Are You Mindful Of Your Dog's Finer Needs?
As friends and family, dogs have to put up with a lot from us as naturally we speak before we listen. We are a busy species always thinking of the next thing we need to do and we are mindless because we rarely sit back and just enjoy the moment. We often don’t give them time to adapt in their own minds to what we are asking of them. We are great at rushing dogs through the things we have to do with them, so we can tick those things off our list for the day.
Walk check, food check, enrichment check, that kind of thing.

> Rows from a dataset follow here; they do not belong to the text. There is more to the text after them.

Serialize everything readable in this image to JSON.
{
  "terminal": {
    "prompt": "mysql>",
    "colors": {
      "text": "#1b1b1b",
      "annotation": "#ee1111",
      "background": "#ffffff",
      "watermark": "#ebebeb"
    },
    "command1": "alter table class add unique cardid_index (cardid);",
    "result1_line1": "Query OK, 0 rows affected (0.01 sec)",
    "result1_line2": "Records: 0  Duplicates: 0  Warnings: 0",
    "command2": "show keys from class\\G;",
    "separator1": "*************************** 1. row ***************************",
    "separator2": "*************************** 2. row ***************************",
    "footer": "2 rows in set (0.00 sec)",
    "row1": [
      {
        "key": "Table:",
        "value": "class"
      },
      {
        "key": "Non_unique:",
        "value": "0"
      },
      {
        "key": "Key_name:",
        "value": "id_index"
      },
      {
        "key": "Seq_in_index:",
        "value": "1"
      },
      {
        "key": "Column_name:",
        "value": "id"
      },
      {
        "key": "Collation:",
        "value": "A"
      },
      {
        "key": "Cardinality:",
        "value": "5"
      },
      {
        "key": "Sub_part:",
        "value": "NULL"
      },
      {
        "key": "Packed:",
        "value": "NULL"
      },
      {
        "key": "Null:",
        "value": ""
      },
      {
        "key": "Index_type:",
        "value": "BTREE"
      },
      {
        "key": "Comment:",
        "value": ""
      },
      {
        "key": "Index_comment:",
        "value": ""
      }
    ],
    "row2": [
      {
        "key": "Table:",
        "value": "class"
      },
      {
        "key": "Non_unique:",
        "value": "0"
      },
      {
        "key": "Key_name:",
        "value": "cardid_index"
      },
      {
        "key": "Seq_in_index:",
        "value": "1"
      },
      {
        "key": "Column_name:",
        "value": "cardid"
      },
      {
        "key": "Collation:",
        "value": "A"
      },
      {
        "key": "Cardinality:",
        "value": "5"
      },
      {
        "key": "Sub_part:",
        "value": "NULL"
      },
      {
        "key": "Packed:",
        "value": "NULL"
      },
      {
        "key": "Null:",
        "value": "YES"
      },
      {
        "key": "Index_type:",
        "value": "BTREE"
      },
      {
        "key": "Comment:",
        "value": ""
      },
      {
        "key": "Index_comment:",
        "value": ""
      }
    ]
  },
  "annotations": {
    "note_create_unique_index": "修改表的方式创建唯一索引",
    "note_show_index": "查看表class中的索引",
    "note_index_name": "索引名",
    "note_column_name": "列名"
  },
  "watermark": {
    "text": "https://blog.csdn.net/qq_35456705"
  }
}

We do it because society tells us that this is what our dogs need and with all best intentions we approach the care of our dogs seriously and from a place of love, yet if we live in a mindless state it can seem rushed and certainly it can feel like a stressor. When we are stressed our dogs feel it and the whole thing becomes counter-productive.
When our dogs are high energy and busy we assume that they need to do more, that they need an extra walk, or that we should do training with them. Sometimes dogs can appear like they have high energy because they don’t have enough quality rest, or because their diet needs more thought or their breed type would be more suited to a dierent activity. Most of the time we don’t need to do more, we just need to consider what we do, using the time we have with our dogs better. By becoming mindful with our dogs, spending time with them and focusing on the time and current moment we move onto a whole new level of understanding. We notice their requests, their happiness, sadness, when they want to be left alone, when they need to be acknowledged and most importantly when we are rushing them through their lives so that we can get their needs met as part of our day.
A good bond, or a good relationship, includes a number of things. All of them are mutual and none can be forced. We need to share a mutual respect, listen and show empathy, we also need to have the welfare of the other at the forefront of our minds but not to the detriment of our own wellbeing.
When we live with dogs we fall in love with them, and they with us. Yet their everyday life is often one-sided, even when we try our very best. We decide what they eat and when they eat. When they walk, where they walk, whether we do any learning with them and what kind of teaching we use. I suspect that we go against their will many times a day, even when we are not trying to. The way that we can assess this is to slow down and really consider it from the point of view of our dogs. The key to the bond with our dogs is to slow down and be in the moment, just us and them. When we practise this regularly we start to really recognise them and relax into the bond. Then we can assess where we are now and apply the basis of an excellent relationship to our lives together.